Earn promotion in 2018, and City will earn £100m. Fail, and the cheque stops at £8m. Some may feel it’s preparing for failure. In reality, it seems the most feasible way to ensure they survive.
• Read the full feature in the latest edition of The Pink Un Magazine – keep your eyes peeled for it on magazine shelves or order online at buyamag.co.uk/pink5

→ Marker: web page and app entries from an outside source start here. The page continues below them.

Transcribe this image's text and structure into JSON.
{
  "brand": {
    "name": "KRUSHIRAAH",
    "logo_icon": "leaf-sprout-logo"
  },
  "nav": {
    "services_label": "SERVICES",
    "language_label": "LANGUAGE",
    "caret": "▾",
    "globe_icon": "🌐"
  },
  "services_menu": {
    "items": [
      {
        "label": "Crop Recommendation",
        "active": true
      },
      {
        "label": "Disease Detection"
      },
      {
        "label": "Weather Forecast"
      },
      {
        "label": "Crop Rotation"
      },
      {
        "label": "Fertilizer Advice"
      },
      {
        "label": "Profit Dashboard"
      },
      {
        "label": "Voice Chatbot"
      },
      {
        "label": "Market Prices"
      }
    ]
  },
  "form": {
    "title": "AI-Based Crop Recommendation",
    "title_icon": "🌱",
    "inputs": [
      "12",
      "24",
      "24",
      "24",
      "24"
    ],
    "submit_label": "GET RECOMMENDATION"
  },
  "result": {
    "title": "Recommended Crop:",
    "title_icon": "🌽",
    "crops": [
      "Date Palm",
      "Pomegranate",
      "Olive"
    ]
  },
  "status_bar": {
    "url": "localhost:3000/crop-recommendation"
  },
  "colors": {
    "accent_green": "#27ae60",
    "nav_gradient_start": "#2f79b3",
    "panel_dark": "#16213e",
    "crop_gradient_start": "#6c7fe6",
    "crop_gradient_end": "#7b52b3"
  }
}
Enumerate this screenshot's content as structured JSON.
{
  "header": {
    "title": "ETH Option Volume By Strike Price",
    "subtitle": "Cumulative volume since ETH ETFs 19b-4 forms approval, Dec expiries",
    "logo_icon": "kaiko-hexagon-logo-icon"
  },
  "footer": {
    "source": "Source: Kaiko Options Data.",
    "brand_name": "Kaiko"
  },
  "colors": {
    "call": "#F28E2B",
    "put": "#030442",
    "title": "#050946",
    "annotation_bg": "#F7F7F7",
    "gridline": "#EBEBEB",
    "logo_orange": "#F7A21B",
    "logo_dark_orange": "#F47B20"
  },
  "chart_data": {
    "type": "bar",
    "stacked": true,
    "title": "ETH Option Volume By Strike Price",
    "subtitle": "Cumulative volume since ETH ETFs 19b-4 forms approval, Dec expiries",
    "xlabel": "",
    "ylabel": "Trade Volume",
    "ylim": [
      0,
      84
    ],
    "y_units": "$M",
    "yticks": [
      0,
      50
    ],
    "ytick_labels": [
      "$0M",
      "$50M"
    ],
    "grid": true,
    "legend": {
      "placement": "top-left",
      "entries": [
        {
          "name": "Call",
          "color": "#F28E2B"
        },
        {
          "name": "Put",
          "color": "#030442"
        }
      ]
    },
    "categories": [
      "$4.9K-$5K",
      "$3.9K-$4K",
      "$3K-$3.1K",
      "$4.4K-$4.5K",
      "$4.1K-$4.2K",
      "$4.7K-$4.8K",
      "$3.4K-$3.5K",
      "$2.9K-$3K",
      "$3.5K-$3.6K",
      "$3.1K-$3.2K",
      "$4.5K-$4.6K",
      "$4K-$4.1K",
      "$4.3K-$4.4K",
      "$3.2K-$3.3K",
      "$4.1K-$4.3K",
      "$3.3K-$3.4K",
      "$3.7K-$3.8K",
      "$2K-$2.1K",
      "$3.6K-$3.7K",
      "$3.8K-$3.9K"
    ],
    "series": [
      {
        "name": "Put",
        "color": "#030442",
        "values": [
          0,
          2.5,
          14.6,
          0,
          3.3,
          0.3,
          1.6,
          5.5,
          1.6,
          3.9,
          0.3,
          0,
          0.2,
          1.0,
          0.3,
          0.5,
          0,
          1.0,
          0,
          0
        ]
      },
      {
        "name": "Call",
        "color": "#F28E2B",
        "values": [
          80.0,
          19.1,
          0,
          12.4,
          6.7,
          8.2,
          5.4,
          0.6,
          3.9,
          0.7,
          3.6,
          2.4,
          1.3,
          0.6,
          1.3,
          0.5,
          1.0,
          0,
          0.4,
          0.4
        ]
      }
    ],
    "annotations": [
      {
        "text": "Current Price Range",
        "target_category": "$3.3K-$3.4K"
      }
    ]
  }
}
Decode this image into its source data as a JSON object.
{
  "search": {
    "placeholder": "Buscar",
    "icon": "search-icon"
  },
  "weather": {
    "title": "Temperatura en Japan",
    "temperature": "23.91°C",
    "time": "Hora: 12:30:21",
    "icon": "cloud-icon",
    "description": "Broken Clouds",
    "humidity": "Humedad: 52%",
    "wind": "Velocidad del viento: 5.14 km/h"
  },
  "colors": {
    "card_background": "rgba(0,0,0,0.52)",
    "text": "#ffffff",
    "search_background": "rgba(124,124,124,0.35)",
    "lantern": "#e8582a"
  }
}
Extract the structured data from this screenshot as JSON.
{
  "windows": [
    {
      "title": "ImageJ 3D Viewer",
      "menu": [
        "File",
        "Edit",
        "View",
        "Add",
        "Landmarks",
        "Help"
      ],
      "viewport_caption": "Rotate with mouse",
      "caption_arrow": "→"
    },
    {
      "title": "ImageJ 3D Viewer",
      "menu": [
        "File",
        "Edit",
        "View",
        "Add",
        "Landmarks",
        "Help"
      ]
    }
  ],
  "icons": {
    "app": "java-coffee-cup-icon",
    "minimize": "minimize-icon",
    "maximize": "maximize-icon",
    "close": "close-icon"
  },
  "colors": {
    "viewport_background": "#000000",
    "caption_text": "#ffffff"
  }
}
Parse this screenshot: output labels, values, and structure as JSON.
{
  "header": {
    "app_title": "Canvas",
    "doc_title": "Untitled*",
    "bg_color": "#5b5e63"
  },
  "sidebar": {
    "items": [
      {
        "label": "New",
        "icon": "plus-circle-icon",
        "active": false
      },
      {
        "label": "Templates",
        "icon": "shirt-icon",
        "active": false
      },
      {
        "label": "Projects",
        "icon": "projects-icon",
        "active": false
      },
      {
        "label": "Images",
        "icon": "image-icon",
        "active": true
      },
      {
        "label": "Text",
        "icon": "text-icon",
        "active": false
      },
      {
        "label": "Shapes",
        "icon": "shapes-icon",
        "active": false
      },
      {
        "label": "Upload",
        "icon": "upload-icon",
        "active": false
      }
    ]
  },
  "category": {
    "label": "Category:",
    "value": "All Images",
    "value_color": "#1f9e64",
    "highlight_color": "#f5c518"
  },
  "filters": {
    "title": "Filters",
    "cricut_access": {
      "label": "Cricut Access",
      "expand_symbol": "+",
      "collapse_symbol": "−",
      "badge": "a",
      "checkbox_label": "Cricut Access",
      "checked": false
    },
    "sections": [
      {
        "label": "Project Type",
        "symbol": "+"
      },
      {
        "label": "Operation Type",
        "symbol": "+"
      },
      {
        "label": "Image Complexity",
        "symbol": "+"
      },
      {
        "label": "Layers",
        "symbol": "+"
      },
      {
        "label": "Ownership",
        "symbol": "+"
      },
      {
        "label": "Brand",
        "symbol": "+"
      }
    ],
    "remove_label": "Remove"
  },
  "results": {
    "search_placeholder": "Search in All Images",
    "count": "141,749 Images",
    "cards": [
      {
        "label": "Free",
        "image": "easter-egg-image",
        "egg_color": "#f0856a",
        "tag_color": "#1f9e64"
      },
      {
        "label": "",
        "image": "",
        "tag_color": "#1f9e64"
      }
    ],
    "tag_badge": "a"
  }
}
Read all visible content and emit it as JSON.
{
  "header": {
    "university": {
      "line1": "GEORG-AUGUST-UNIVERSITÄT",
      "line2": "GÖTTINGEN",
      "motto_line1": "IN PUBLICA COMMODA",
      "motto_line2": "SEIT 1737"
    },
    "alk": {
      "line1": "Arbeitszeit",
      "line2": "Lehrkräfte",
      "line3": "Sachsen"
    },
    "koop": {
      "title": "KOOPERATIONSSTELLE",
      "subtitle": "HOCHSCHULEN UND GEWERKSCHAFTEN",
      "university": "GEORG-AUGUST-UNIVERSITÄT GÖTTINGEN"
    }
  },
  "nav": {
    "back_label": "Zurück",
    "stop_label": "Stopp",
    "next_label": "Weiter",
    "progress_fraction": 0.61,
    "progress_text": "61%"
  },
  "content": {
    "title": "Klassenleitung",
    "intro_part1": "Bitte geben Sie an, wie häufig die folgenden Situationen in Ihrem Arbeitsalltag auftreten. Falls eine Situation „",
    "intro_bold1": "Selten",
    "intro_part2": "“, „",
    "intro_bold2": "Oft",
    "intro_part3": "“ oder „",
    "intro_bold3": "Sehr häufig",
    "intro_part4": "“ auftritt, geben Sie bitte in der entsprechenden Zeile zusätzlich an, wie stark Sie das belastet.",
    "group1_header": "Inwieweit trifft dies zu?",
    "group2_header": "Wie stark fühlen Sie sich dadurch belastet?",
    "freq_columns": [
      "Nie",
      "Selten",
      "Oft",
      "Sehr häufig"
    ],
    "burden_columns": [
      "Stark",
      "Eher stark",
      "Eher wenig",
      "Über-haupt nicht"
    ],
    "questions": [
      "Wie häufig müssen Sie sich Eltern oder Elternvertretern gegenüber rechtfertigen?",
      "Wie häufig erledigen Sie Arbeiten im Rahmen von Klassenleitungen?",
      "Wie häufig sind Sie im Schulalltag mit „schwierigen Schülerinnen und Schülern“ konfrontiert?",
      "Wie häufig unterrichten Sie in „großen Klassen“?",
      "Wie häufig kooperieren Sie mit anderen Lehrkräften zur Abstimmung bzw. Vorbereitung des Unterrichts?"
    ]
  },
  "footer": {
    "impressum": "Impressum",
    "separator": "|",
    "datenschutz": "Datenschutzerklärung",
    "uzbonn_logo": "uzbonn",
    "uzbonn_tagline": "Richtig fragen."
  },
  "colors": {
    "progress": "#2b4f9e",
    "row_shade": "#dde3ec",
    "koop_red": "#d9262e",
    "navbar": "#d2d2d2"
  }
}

• For the latest Norwich City news and opinion follow Michael Bailey on Twitter @michaeljbailey and Facebook @mbjourno